EXERCISE DIRECTIONS:
In the data below, which lines hold the word "true"? Copy them.

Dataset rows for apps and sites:
▶

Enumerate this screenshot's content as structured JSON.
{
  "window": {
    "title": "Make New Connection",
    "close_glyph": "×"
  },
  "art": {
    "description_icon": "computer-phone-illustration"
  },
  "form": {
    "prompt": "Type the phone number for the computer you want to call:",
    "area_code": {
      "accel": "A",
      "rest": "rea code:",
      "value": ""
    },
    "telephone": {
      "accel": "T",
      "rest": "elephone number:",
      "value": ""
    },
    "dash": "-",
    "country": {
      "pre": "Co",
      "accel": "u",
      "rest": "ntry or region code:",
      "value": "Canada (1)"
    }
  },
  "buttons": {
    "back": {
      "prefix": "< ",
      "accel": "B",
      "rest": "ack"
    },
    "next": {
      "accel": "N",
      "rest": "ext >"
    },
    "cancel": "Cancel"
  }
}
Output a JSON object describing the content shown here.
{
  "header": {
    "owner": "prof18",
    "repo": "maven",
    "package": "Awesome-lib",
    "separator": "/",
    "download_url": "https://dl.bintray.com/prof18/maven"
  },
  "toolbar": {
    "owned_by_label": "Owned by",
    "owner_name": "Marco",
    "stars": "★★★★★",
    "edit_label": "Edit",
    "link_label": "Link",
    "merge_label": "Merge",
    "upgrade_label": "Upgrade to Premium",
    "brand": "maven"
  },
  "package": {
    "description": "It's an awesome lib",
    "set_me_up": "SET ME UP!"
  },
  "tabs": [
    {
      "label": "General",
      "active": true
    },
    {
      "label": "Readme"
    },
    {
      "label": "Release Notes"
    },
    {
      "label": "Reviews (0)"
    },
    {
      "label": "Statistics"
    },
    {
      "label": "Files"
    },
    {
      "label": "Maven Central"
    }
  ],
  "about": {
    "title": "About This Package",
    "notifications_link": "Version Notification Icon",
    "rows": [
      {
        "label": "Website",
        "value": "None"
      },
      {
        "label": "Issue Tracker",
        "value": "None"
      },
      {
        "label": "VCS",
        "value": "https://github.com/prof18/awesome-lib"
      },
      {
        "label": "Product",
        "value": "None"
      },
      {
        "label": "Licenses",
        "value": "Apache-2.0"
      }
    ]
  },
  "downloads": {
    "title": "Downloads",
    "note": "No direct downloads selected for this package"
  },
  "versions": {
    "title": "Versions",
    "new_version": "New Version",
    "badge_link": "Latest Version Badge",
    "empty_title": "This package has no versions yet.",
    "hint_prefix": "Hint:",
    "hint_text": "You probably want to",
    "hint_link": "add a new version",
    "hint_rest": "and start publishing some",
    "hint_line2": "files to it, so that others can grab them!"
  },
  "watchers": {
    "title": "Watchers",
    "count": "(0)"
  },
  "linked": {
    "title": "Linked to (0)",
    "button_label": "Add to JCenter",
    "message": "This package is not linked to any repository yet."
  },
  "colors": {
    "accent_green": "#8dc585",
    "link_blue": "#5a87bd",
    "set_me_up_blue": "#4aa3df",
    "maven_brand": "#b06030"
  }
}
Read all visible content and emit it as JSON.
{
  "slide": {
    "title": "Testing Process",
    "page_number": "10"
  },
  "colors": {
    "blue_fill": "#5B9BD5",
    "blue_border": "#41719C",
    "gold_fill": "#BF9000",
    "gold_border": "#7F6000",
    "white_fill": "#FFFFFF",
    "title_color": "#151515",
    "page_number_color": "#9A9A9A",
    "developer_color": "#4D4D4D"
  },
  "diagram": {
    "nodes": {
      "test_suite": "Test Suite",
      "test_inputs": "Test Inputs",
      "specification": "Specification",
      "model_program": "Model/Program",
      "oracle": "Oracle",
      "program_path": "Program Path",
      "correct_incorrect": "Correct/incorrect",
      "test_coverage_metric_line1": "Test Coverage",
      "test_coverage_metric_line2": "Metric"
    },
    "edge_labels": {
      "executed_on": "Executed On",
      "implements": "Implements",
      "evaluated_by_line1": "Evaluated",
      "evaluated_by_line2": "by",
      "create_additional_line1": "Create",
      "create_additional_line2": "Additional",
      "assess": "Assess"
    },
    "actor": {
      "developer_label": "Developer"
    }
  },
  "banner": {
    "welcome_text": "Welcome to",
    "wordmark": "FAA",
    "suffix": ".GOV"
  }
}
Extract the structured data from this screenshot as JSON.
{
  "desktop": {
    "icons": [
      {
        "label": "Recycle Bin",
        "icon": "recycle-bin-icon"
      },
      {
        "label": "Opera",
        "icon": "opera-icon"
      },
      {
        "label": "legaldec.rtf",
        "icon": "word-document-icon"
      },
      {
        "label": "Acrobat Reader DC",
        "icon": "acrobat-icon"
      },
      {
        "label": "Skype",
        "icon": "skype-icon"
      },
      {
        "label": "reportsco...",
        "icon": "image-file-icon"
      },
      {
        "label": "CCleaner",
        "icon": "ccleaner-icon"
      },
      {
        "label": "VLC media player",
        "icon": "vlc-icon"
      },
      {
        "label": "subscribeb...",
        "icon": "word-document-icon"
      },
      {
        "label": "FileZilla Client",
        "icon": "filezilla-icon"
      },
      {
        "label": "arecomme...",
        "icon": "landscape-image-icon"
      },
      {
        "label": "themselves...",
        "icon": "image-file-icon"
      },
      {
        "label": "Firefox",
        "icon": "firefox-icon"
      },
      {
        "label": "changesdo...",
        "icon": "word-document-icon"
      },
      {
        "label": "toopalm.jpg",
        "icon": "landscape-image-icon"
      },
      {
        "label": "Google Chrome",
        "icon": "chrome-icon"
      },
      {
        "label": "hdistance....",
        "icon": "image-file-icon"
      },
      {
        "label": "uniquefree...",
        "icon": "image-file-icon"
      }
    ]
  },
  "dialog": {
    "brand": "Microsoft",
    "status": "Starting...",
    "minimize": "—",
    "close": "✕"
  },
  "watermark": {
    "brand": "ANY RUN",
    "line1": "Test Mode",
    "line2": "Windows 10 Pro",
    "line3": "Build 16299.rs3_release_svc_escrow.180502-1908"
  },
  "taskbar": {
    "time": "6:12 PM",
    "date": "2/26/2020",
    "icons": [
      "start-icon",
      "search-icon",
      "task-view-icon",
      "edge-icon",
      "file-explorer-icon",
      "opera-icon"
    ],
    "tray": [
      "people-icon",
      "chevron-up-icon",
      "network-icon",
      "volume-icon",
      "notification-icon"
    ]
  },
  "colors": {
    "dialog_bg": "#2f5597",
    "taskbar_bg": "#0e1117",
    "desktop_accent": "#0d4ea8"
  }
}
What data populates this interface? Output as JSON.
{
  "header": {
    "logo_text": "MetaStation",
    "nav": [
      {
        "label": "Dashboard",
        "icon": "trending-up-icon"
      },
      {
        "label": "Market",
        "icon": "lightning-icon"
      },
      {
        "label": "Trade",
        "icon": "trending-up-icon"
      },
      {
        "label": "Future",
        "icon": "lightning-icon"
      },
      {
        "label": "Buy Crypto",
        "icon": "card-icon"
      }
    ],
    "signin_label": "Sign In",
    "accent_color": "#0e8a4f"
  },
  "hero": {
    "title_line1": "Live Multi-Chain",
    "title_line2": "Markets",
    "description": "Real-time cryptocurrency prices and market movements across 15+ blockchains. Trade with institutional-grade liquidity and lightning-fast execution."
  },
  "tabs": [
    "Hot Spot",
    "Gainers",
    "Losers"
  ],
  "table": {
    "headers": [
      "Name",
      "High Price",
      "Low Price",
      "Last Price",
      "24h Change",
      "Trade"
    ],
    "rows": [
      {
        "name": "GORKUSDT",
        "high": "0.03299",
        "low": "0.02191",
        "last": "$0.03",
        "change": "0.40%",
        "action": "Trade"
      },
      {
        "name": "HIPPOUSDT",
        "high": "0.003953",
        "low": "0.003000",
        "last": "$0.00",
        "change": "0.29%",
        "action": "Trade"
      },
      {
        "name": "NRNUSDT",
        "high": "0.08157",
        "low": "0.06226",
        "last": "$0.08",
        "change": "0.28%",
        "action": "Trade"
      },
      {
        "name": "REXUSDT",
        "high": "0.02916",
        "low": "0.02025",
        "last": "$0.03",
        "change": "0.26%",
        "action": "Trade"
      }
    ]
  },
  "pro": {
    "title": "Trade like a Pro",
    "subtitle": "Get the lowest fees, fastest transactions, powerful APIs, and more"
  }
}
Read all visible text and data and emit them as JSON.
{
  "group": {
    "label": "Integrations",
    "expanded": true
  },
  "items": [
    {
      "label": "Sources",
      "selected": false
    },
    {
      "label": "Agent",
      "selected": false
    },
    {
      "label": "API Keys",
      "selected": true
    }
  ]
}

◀

FINISHED EXERCISE:
      "active": true
    "expanded": true
      "selected": true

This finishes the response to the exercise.